▶ Problem:
Where in the entries below does "name" appear? Copy every line that has it.
══════════════════════════════
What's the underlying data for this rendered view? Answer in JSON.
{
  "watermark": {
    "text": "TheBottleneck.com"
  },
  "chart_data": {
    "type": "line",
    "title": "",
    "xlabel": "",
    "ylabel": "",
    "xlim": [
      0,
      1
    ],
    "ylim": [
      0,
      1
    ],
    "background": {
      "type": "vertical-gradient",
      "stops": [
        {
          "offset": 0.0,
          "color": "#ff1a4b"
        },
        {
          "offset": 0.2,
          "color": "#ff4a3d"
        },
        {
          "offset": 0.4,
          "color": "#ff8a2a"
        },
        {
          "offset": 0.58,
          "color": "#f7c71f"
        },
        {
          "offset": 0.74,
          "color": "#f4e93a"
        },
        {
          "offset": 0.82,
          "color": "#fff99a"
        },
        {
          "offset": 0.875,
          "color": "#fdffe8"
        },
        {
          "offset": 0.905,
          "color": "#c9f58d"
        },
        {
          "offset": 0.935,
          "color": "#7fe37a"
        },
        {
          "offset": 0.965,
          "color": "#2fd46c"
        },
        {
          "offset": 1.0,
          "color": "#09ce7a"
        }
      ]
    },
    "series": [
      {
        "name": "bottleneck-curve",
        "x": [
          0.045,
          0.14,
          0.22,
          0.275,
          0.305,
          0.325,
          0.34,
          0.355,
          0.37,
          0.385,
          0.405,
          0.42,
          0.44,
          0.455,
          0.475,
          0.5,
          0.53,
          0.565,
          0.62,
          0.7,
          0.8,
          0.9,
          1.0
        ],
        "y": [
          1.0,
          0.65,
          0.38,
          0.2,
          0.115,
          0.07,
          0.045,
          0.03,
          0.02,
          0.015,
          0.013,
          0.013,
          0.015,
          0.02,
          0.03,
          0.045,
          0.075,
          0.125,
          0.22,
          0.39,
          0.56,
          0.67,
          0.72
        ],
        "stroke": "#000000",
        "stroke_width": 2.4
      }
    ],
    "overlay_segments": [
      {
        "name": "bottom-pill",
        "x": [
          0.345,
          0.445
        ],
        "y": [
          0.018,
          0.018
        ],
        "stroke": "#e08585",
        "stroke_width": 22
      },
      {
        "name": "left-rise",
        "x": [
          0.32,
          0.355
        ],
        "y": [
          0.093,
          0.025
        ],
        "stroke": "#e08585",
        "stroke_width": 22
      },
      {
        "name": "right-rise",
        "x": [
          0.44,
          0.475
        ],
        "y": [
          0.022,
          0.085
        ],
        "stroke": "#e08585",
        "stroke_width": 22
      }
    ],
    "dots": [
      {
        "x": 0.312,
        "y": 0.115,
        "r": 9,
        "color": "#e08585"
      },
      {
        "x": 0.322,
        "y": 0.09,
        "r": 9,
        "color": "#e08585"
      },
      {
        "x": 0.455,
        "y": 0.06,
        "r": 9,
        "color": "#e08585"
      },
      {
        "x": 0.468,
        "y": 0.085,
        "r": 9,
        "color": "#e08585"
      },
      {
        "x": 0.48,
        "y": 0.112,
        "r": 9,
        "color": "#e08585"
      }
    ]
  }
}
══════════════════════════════
▶ Answer section:
        "name": "bottleneck-curve",
        "name": "bottom-pill",
        "name": "left-rise",
        "name": "right-rise",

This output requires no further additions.